● Requirement
State how many lines in these records contain the word "this", and nothing else.

● Data to process
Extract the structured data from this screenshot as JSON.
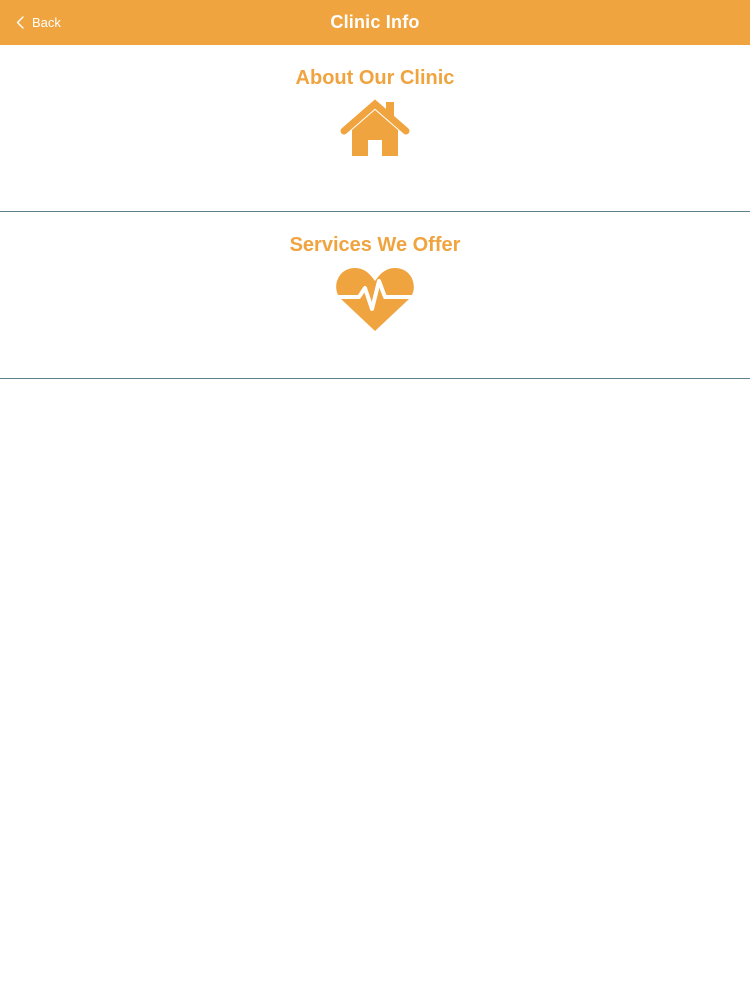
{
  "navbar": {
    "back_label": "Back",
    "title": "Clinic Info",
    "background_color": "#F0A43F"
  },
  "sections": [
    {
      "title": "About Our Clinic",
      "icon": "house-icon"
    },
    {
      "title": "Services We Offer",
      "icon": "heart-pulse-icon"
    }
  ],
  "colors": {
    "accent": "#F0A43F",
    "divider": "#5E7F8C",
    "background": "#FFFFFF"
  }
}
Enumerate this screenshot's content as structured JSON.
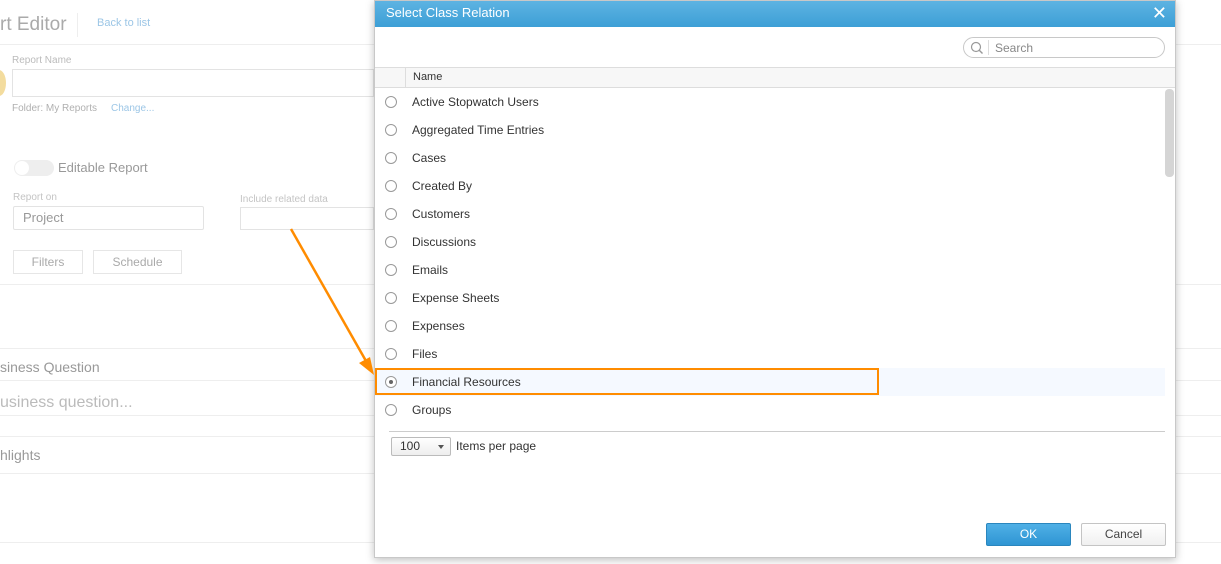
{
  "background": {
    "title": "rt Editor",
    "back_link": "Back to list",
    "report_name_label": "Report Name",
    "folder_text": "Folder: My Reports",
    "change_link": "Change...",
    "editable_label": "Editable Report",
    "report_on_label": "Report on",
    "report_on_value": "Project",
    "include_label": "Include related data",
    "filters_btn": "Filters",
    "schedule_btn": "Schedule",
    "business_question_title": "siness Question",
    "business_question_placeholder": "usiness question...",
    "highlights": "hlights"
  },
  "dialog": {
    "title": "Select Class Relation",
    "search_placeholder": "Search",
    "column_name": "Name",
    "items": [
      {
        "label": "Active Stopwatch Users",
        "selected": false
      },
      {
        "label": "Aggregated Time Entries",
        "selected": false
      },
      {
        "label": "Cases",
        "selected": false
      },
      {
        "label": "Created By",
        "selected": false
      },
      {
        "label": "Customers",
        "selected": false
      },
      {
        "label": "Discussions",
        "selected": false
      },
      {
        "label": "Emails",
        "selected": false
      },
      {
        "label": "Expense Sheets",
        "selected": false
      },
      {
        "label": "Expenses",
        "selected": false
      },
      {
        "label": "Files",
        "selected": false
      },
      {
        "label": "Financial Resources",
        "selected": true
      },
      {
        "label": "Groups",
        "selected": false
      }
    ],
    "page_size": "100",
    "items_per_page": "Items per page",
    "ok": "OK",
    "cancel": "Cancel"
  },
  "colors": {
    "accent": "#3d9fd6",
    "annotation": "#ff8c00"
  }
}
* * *
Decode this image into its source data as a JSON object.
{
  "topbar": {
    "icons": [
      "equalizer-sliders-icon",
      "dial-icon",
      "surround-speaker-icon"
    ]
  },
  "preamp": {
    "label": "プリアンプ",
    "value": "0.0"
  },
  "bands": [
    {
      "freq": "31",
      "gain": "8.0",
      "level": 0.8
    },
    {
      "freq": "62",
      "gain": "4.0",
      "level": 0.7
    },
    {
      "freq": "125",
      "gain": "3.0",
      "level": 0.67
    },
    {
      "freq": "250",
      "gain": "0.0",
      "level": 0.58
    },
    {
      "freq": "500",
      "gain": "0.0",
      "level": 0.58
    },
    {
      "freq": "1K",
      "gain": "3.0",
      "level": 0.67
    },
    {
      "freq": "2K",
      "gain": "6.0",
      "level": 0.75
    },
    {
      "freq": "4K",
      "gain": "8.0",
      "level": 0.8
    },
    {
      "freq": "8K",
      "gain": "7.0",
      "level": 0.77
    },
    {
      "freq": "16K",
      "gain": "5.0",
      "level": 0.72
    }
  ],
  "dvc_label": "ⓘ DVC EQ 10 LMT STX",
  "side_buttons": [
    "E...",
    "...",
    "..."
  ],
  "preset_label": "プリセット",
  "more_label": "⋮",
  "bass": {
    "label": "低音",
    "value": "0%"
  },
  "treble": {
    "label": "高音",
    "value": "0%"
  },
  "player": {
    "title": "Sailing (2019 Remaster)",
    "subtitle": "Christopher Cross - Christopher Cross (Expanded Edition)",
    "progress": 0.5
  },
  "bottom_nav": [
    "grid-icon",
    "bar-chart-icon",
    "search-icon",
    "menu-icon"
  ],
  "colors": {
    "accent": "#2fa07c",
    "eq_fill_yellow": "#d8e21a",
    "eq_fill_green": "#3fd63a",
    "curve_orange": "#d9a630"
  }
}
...
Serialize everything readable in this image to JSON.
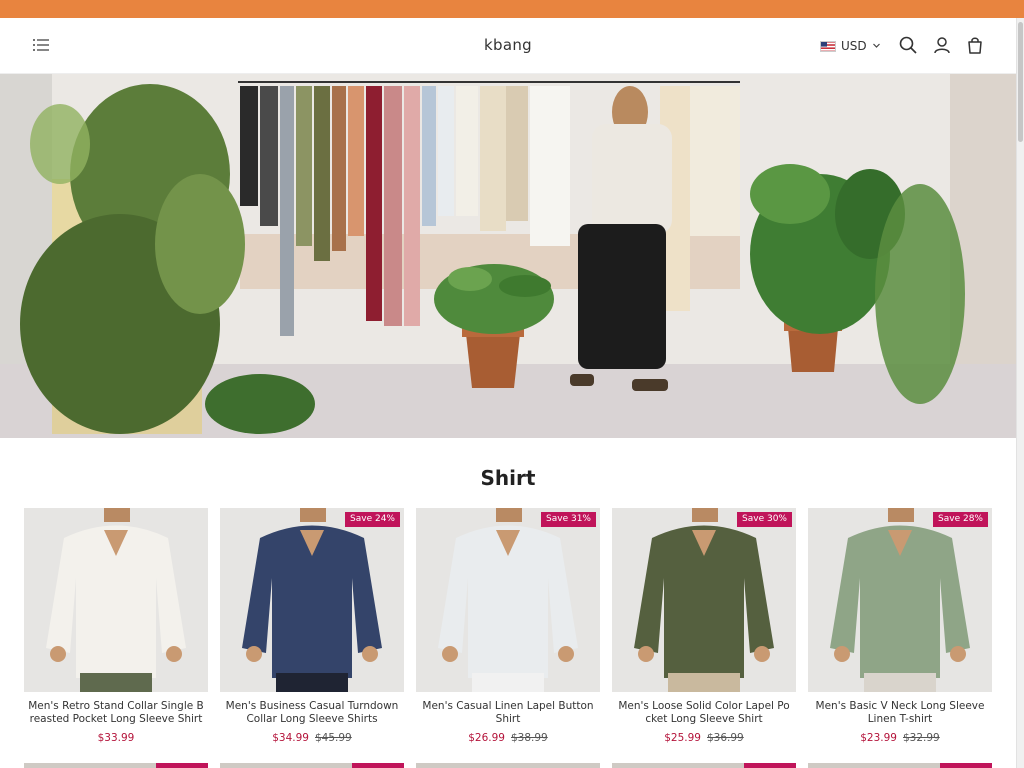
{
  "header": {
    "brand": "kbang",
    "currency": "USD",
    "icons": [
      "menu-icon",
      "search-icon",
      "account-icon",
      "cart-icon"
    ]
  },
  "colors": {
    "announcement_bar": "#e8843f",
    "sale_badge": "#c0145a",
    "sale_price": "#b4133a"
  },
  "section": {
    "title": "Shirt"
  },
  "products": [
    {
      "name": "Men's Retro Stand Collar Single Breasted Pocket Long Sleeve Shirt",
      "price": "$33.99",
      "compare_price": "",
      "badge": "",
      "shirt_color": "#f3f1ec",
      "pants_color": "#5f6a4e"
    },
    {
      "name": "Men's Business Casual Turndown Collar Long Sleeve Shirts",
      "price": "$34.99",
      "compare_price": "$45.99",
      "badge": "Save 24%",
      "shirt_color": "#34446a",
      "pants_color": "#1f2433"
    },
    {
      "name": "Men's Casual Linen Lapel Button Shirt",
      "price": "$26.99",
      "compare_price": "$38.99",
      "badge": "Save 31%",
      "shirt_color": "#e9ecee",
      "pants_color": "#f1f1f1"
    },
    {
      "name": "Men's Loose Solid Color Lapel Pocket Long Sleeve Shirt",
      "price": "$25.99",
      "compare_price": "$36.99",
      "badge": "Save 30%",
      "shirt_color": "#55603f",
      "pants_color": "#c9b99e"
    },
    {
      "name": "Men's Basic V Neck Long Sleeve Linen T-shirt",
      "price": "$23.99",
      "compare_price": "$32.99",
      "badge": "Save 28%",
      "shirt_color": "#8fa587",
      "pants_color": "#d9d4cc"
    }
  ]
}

● Answer box
4